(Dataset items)
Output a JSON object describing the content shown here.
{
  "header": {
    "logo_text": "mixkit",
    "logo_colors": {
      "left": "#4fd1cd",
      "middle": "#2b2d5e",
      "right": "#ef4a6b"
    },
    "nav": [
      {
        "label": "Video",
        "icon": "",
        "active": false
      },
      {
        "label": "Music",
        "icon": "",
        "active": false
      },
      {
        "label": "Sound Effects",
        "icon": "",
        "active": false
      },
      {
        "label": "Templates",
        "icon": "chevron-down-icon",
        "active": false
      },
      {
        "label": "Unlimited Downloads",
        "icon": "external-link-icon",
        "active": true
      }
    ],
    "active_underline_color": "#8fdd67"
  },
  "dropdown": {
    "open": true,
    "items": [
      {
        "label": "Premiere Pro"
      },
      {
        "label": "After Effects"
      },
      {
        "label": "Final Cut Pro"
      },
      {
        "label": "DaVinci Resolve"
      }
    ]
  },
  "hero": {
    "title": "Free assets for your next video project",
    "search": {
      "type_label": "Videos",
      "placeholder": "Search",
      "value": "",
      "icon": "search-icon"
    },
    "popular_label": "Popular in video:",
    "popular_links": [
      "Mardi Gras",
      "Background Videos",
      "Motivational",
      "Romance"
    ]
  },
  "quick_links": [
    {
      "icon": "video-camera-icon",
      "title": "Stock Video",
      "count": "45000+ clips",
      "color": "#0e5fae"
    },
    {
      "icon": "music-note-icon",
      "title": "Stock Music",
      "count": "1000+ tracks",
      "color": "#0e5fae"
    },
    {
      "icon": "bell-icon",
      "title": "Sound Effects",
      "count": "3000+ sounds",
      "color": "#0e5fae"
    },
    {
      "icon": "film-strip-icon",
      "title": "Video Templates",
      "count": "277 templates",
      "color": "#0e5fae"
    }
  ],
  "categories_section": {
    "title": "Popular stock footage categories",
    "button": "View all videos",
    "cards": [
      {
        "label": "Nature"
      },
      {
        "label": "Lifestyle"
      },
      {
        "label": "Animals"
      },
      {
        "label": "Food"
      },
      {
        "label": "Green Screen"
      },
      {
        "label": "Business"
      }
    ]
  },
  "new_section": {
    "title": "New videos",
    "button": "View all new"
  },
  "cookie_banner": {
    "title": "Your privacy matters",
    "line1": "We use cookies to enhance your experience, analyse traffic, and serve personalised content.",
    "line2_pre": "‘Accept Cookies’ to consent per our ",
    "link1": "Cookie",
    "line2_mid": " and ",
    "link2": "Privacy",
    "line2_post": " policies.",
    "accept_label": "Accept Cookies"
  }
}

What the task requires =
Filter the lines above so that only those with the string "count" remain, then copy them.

Solution for this problem =
      "count": "45000+ clips",
      "count": "1000+ tracks",
      "count": "3000+ sounds",
      "count": "277 templates",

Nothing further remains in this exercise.